It’s so nice to come home and take a walk around the place and admire what we’ve accomplished in a short time. I love where we live and I couldn’t be happier being there.
Fewer projects these days than what we’ve had going since we moved in last December…thankfully. As we come down off the heat of the summer, and July and August being my least favorite months because of it, we have been finishing up fencing on the pastures. Now the horses and even the dogs can run on the west side of the pasture. The horses were having a great time running around. There is more space on the west side than the east side pasture they’ve had before. More grazing options, which is important.
The garden has run its course. Zucchini was a huge bumper crop as it typically is. Zucchini fries have become one of my favorite things to make fresh out of the garden too. Very addicting! This weekend we’ll dig up the carrots and I’ll get those done up for the winter, adding cut carrots to the freezer for cooking. I’ll also keep some fresh ones around and cut up so the little dogs can snack on those. They love them!
So much of what I do with the animals has been a learning experience. No matter how much you try and prepare or how much you think you already know, something comes up you don’t know about. For example, bumblefoot. Never heard of it…until it happened to me. Thanks to Facebook and one of its Ag groups I’m with, I was able to ask the question. Apparently if the chicken gets something stuck in their foot or get cut, or their foot has trauma somehow, it swells up kind of like a blister look. It can become or is a staph infection. So I hit the store buying antibiotic ointment and spray, gloves, bandages, etc. The chickens don’t like bandages so that didn’t work and was off right away. I’m not one to do surgery on a chicken but I’ll certainly take care of them. I was able to pull the scab off on the bottom, get everything squeezed out and applied antibiotic ointment. I do it every night. It’s working well and so far the response has been favorable. I tell you what though, even though I wear gloves during the process, I sanitize my hands, then wash and scrub them good, and make sure I haven’t touched anything or anyone until I do. I have a nice little set up now in the barn. I had pea gravel and sand to their run to keep the mud down. It was the little pea gravel that had worked in to a few of the chickens’ feet. So more sand went down and the gravel was pushed along the sides of the run. That seems to have solved that. I felt bad for a few days. Now I’m just trying to get them all back. All part of the learning curve I suppose.

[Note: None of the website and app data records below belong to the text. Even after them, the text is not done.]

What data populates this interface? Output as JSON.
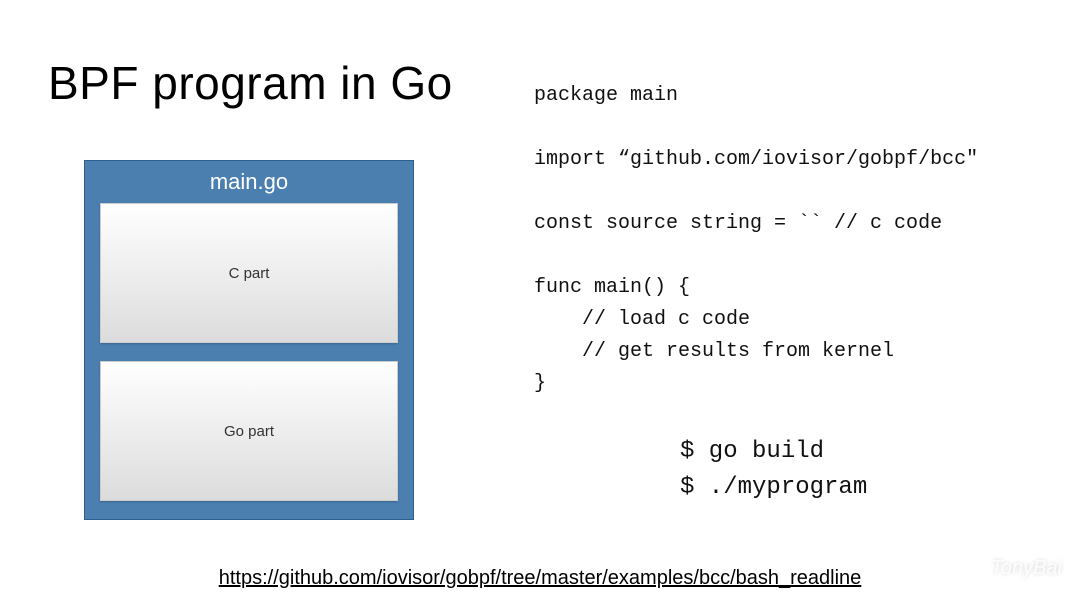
{
  "title": "BPF program in Go",
  "diagram": {
    "filename": "main.go",
    "c_part": "C part",
    "go_part": "Go part"
  },
  "code": {
    "l1": "package main",
    "l2": "",
    "l3": "import “github.com/iovisor/gobpf/bcc\"",
    "l4": "",
    "l5": "const source string = `` // c code",
    "l6": "",
    "l7": "func main() {",
    "l8": "    // load c code",
    "l9": "    // get results from kernel",
    "l10": "}"
  },
  "cmds": {
    "l1": "$ go build",
    "l2": "$ ./myprogram"
  },
  "link": "https://github.com/iovisor/gobpf/tree/master/examples/bcc/bash_readline",
  "watermark": "TonyBai"
}
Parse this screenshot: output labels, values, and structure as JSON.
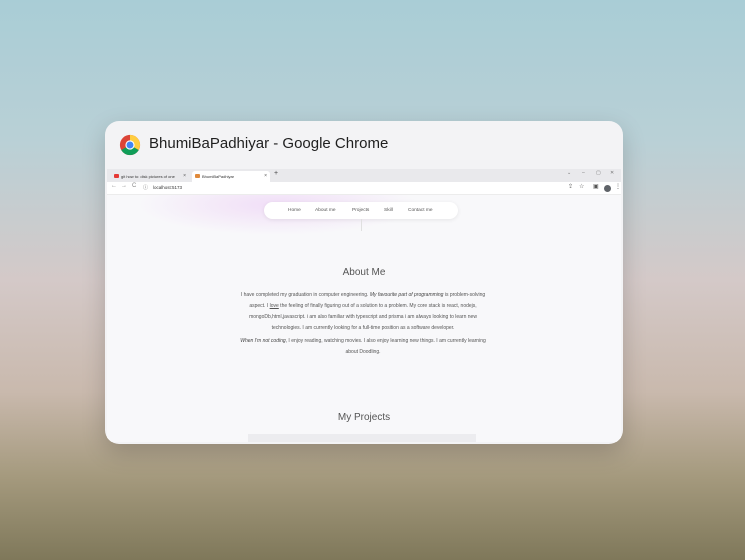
{
  "window": {
    "title": "BhumiBaPadhiyar - Google Chrome"
  },
  "tabs": [
    {
      "label": "git how to: disk pictures of one",
      "favicon": "youtube-icon",
      "color": "#e53935",
      "close": "×"
    },
    {
      "label": "BhumiBaPadhiyar",
      "favicon": "site-icon",
      "color": "#e08a3c",
      "close": "×"
    }
  ],
  "new_tab": "+",
  "window_controls": {
    "minimize": "–",
    "restore": "▢",
    "close": "✕",
    "dropdown": "⌄"
  },
  "toolbar": {
    "back": "←",
    "forward": "→",
    "reload": "C",
    "site_info": "ⓘ",
    "url": "localhost:5173"
  },
  "site": {
    "nav": [
      "Home",
      "About me",
      "Projects",
      "Skill",
      "Contact me"
    ],
    "about": {
      "heading": "About Me",
      "p1_a": "I have completed my graduation in computer engineering. ",
      "p1_em": "My favourite part of programming",
      "p1_b": " is problem-solving aspect. I ",
      "p1_u": "love",
      "p1_c": " the feeling of finally figuring out of a solution to a problem. My core stack is react, nodejs, mongoDb,html,javascript. i am also familiar with typescript and prisma i am always looking to learn new technologies. I am currently looking for a full-time position as a software developer.",
      "p2_em": "When I'm not coding",
      "p2_b": ", I enjoy reading, watching movies. I also enjoy learning new things. I am currently learning about Doodling."
    },
    "projects": {
      "heading": "My Projects"
    }
  }
}
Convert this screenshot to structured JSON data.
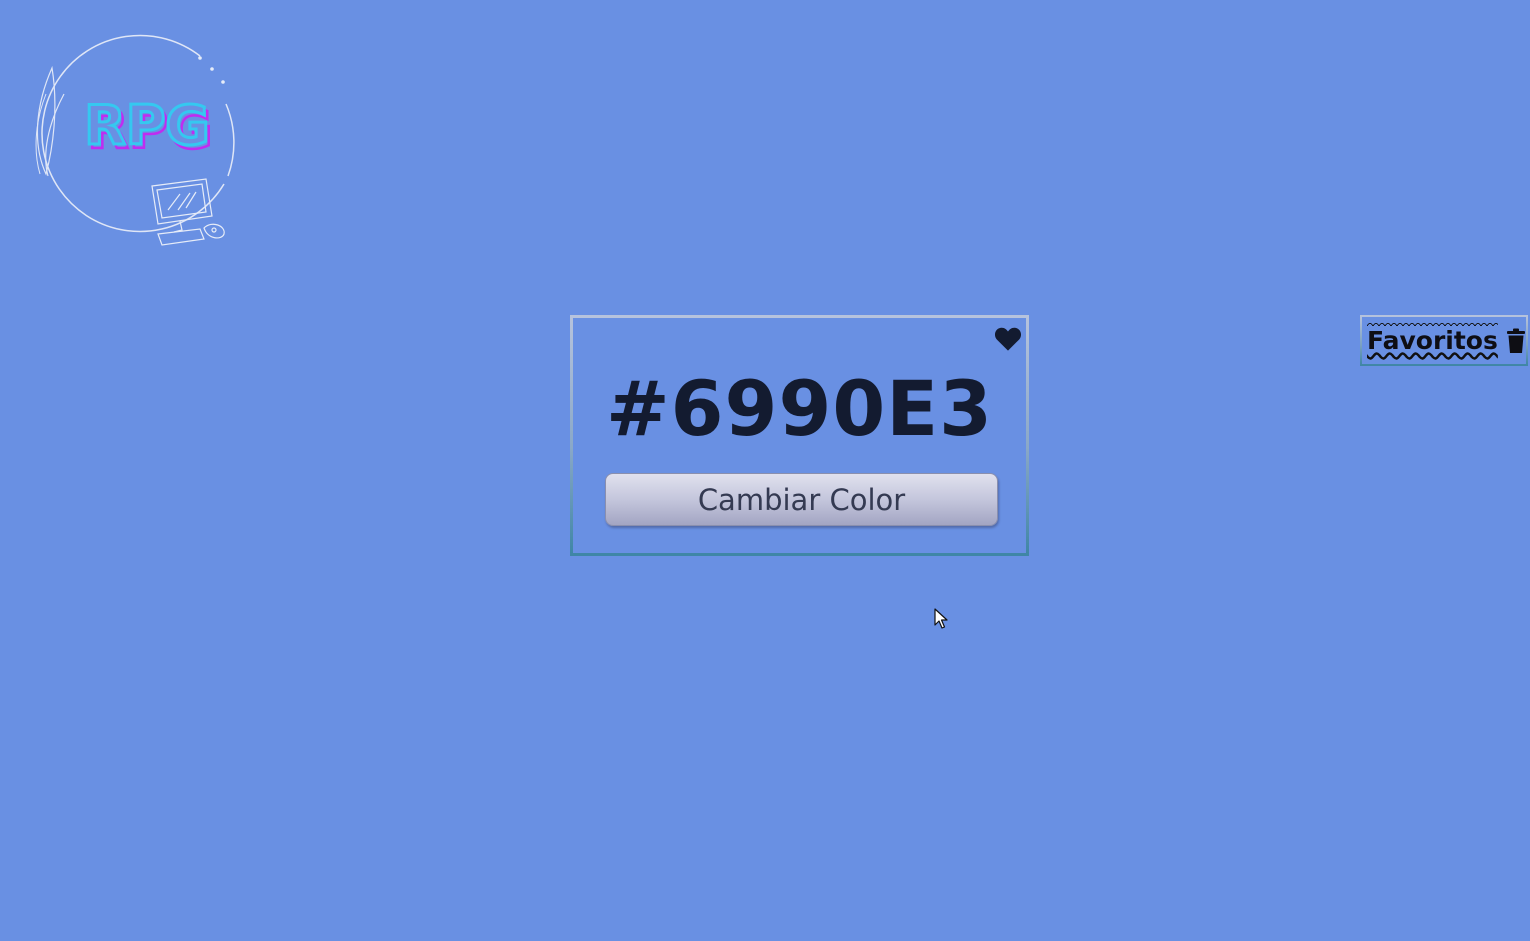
{
  "logo": {
    "text": "RPG"
  },
  "card": {
    "hex_code": "#6990E3",
    "change_button_label": "Cambiar Color",
    "favorite_icon": "heart-icon"
  },
  "favorites": {
    "label": "Favoritos",
    "trash_icon": "trash-icon"
  },
  "colors": {
    "background": "#6990E3",
    "logo_text": "#35c8f0",
    "logo_accent": "#c02cf0",
    "text_dark": "#131b30"
  }
}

With September here now, we turn our thoughts to getting all the logs we have cut up. We have a wood shed that had wood to last through the winter last year. We’ve got it all built up again but cutting, splitting, and stacking is still needed. Because we tend to like things organized, we’ll clean it all out first then proceed to get it all organized in areas for kindling, small wood chunks, and larger wood chunks. It won’t be long and we’ll be feeling cooler temperatures with snow behind it at some point. We’ll be ready!